Sometimes life can seem bleak, frustrating, full of unnecessary trials and tribulations. But there is always a light at the end of the tunnel and out of the blue something happens to give you a newfound hope and faith in humanity.
I had the opportunity to experience this the other day.
We paid a visit to a school called Christel House in Bangalore.
Christel House is an organization founded by Christel DeHaan to provide education for poor children around the world. As well as Bangalore, there are schools in Mexico, South Africa and Venezuela
Now there are a lot of schools and orphanages in India providing for the poor but what makes this one stand out is that you can see the incredible results they are getting, not just in terms of the academic performance but also in the transformation of the children.

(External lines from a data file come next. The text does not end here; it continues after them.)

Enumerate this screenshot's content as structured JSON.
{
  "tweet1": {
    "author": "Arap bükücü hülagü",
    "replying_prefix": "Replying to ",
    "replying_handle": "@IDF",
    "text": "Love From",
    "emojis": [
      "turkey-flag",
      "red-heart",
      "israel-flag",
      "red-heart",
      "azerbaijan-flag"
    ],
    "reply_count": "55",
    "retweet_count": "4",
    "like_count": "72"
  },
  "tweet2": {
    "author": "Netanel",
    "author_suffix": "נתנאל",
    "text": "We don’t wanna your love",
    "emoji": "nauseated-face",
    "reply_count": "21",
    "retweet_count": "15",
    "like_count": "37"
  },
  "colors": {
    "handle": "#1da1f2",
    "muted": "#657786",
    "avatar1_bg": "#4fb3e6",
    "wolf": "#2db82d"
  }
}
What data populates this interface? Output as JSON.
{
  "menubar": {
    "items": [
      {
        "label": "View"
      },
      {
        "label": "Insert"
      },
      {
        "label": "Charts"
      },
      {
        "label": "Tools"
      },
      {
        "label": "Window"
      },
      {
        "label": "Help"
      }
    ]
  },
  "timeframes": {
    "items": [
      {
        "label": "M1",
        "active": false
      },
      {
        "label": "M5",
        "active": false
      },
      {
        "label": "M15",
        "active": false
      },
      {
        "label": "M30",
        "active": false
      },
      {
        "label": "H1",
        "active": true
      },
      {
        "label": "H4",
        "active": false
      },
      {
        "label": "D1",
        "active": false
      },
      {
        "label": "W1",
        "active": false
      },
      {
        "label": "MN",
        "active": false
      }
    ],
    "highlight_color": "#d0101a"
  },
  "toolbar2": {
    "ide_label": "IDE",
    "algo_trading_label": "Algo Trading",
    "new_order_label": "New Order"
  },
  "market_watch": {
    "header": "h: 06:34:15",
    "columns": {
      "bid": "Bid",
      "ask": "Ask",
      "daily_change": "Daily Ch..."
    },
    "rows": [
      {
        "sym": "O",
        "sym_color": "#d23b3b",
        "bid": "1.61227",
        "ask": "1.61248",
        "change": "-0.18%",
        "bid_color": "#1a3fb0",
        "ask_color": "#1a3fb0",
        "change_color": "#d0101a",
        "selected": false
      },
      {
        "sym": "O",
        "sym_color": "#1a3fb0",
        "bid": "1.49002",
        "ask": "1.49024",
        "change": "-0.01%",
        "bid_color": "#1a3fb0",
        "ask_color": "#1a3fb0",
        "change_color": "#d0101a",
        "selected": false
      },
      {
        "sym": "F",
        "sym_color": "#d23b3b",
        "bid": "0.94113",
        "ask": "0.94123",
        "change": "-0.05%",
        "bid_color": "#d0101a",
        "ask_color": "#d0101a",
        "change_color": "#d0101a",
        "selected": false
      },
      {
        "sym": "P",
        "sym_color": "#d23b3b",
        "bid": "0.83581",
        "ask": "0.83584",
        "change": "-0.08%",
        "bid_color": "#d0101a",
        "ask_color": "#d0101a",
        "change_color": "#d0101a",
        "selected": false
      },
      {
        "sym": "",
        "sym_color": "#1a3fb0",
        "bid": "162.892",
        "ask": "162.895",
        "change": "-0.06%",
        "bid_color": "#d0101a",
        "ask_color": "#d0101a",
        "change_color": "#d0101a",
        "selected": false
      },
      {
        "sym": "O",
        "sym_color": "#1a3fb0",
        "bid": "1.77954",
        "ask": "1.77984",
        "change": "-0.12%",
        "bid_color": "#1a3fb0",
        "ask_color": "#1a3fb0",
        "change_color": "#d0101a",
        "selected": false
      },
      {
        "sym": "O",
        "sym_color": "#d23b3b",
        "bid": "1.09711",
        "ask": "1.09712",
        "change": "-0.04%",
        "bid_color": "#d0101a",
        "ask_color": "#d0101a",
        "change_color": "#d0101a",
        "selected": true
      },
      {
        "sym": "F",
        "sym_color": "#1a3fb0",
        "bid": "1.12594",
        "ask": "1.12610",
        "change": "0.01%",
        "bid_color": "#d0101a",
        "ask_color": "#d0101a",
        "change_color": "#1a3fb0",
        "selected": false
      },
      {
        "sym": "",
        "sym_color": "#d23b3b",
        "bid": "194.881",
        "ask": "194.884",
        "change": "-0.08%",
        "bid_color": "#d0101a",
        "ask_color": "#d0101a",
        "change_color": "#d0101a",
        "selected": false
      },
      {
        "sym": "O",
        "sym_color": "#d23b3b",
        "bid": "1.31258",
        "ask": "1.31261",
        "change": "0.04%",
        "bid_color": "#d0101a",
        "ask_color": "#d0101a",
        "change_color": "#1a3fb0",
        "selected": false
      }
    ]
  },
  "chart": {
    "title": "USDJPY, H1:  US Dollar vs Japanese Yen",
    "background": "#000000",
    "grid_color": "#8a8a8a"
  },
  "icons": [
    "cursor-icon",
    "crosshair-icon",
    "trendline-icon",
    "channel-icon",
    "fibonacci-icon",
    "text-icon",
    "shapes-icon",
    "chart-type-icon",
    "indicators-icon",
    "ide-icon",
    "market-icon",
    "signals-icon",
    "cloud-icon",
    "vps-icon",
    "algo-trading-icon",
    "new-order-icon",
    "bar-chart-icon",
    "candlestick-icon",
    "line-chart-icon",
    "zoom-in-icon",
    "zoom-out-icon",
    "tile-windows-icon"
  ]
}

To put things in perspective, consider this. Christel House only accepts children from families who are living below the poverty line. So what The Boss and I would spend on a good meal and a bottle of wine in a fancy restaurant, these families, often 4-5 people, have to live on for a month. Makes you think twice about that evening out, doesn’t it?
The Bangalore school has now been running long enough for the first batch of students to graduate from college and find employment. These children have gone on to be doctors, engineers, software technicians, even pilots. If it wasn’t for a school like Christel House these children would not have been educated and would have seen no way out of the grinding poverty that makes up their lives.
We walked through the school and were struck by how happy and bright the children were. Smiling and laughing they would walk past on their way between classes, greeting us in fluent English, asking our names and how we were.
We popped our heads into a classroom where tiny children sat cross legged on the mat, unable to read or speak anything but Kannada (the local language) 6 months ago when they joined and now reading aloud in English.
The lunch bell sounded and children streamed into the large dining hall, washing their hands, before sitting down to one of the two meals the school provides, thereby ensuring the children get at least two hot meals a day, reducing the incidences of malnutrition and disease.
We joined them for lunch, a delicious meal of rice, vegetables, sambar, and boiled eggs.
Lunch completed, we sat for a presentation by senior students, viewing some documentaries they had made and discussing with them how they went about producing the films. Bright, intelligent confident kids, enthusiastic about what they are doing and filled with excitement about the future ahead.
Maybe I would have taken all this for granted if we hadn’t then gone to visit their homes in a nearby slum. What I was to see next filled me with sadness and then anger. Sadness that people in this day and age still live 5 persons to a single room, a room constructed out of cardboard, plastic and salvaged tin sheets. Their belongings in plastic bags hanging from hooks on the wall, no toilets or bathrooms, the kitchen just a fireplace outside. The hut abutting the railway line and soon to be demolished to make way for further development in this rapidly expanding city. Anger at the corrupt and inept government more interested in lining their own pockets than looking after the health and well-being of their citizens. The only time politicians visit these areas is during elections when they come to buy votes with free saris and a bottle of liquor.
But then I remember the children in the school and how they, through hard work , dedication and the diligent efforts of the School staff , have transformed themselves and by doing that will change the lives of their families forever. Their view of the world has expanded to encompass experiences they would never have imagined before, living beside the railway line. The money they will earn, enough to rent a proper house with electricity and running water and separate rooms. 3 meals a day. Eventually their children too will be educated and go on to earn a decent living ending the cycle of poverty.
This has made me realize that because of the efforts of a few good people, who put the lives of others before their own, there is still hope and the future is not entirely bleak. Governments may never change, corruption will no doubt continue, but these children are the hope of the future and through their improved lives hopefully the world overall will gradually become a better place.
For more information on this wonderful school and their great work please visit: